Are you considering upgrading your duvet but unsure which filling is best for you? Are you trying to find the best duvet for eczema or perhaps the best anti allergy duvet? Look no further, we’ve got it all sorted.
Keep reading to discover the many duvet filling types available, their benefits and which is best for you.
Types of Duvet Fillings
Hollowfibre is a synthetic material with a unique feature of being hypoallergenic which is good for hypersensitivity sufferers. As these can be machine washed repeatedly dissimilar to feather duvets so it is easy to care for them. These are the most popular duvets.
If you properly care for these duvets then they can last for almost five years. However, other duvet fillings, such as feather, silk or down which are natural materials tend to last longer.
Everything has advantages as well as disadvantages, so the same is the case with duvets. This type of duvet filling is great for a hypoallergenic duvet and can be washed by machine. But on the other hand, hollowfibre duvets tog value can be lost very rapidly when compared with natural substitutes.
Down and Feather Duvets
Down and feather, as the name suggests, contains down (the material found in the underbelly of geese or ducks) and feathers (usually sourced from geese or ducks). The great thing about down duvet fillings is that they are naturally insulating, so great for both winter and summer in the UK.
The main advantage of this duvet is that it can last longer in comparison to synthetic duvet fillings when cared for properly. However, down duvets can be expensive - which depends upon the ratio of feather to down.

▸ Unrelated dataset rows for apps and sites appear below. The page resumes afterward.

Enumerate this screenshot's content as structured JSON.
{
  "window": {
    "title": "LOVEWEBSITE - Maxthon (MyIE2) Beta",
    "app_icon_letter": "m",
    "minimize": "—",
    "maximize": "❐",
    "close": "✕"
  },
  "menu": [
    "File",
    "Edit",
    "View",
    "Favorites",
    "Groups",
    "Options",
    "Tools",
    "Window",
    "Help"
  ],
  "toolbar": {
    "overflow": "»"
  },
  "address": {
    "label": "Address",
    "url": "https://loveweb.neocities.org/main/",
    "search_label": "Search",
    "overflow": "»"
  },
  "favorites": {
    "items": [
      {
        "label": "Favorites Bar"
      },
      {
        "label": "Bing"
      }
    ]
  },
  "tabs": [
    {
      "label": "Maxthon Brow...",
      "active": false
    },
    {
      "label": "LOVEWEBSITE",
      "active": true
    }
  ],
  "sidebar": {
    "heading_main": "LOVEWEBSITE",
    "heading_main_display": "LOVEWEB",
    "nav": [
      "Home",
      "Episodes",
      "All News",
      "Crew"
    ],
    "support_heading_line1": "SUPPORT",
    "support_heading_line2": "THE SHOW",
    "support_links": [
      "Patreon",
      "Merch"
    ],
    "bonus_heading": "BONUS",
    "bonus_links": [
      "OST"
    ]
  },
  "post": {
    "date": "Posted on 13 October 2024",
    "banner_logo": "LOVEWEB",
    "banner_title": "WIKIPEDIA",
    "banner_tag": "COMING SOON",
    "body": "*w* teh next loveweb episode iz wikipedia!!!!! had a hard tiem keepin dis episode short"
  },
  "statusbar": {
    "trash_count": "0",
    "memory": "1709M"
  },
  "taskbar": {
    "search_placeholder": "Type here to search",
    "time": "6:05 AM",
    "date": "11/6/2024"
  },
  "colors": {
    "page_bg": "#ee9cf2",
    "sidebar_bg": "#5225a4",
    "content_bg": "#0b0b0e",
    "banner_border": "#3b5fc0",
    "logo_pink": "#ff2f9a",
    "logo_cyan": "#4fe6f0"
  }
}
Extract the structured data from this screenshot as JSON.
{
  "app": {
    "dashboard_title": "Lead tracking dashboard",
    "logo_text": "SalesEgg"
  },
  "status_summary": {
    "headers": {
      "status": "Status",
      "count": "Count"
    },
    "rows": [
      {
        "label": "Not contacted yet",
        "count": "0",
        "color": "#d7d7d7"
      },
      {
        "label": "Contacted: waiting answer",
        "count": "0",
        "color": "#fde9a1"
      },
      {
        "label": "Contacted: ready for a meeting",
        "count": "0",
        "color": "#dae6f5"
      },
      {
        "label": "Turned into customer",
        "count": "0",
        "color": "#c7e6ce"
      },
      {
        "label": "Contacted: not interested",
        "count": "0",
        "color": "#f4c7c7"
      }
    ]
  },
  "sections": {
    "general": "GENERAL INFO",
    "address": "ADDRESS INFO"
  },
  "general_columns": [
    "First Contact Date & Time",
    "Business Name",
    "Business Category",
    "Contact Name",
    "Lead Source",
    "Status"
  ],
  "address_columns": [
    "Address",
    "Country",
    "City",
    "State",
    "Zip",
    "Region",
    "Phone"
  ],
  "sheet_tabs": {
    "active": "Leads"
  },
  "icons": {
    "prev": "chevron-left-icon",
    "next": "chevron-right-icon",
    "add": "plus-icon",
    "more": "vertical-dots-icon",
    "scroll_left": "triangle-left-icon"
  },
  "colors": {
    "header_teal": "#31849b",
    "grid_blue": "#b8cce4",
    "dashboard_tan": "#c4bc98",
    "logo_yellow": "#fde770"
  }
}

Another great thing about down duvet fillings is that they are even great for those with allergies. While it is possible you can suffer from a goose or duck down allergy, it is rare.
Using wool as a duvet filling is not very common. It is, however, recyclable, biodegradable and maintainable. Wool used in duvets is taken from sheep, and its method is very humane.
The main characteristics of wool duvets are: warmth and anti-allergenic properties. Wool can hold heat well, so great for cold winter nights in the uk, and is naturally hypoallergenic. However, it is expensive and not very washer-friendly as it requires a low temperature.
Just like wool duvets, silk duvets are naturally hypoallergenic. Silk duvet fillings are some of the best duvets for asthma and eczema. Silk duvets keep you warm in the cold winter months and cool in the hot summer days. But along with these advantages, there are some disadvantages too - such as, they are very expensive duvets and they need to wash professionally.
Difference between duvets of hollowfibre and duvets of microfibre is that the former has hollow spaces which later doesn’t have. It is considered to be the lightest duvet among all but a duvet of 14 tog also feels lighter. These comforters are similar to some extent to down duvets. It is also anti-allergic but cannot retain heat.
What’s the Difference Between Hypoallergenic and Anti-Allergic Duvets?
While buying a duvet one must know the main difference between anti-allergic and hypoallergenic.
The term hypoallergenic refers to a duvet which will not trigger allergies. Duvet fillings that are hypoallergenic are made of materials that can’t cause significant allergies, such as wool and feathers. Dust mites, however, can develop on hypoallergenic comforters.
Duvets which are said to be anti-allergic have fillings and an outer shell material which has been treated to prevent or fight against formation of dust mites. For people who are fighting with rhinitis, eczema and asthma these duvets are worth using.
But, if you are using any one of these duvets and it has developed dust mites, then they can be killed and removed of their allergens by washing at 60°C or above in a washing machine.
Symptoms of allergic reactions to duvet fillings may be:
- Red or watery eyes
- Sneezing in bed or having a runny, itchy nose
- Skin rashes
- Asthma may worsen
- Your voice may be hoarse in the morning or your throat may be sore
- Other breathing problems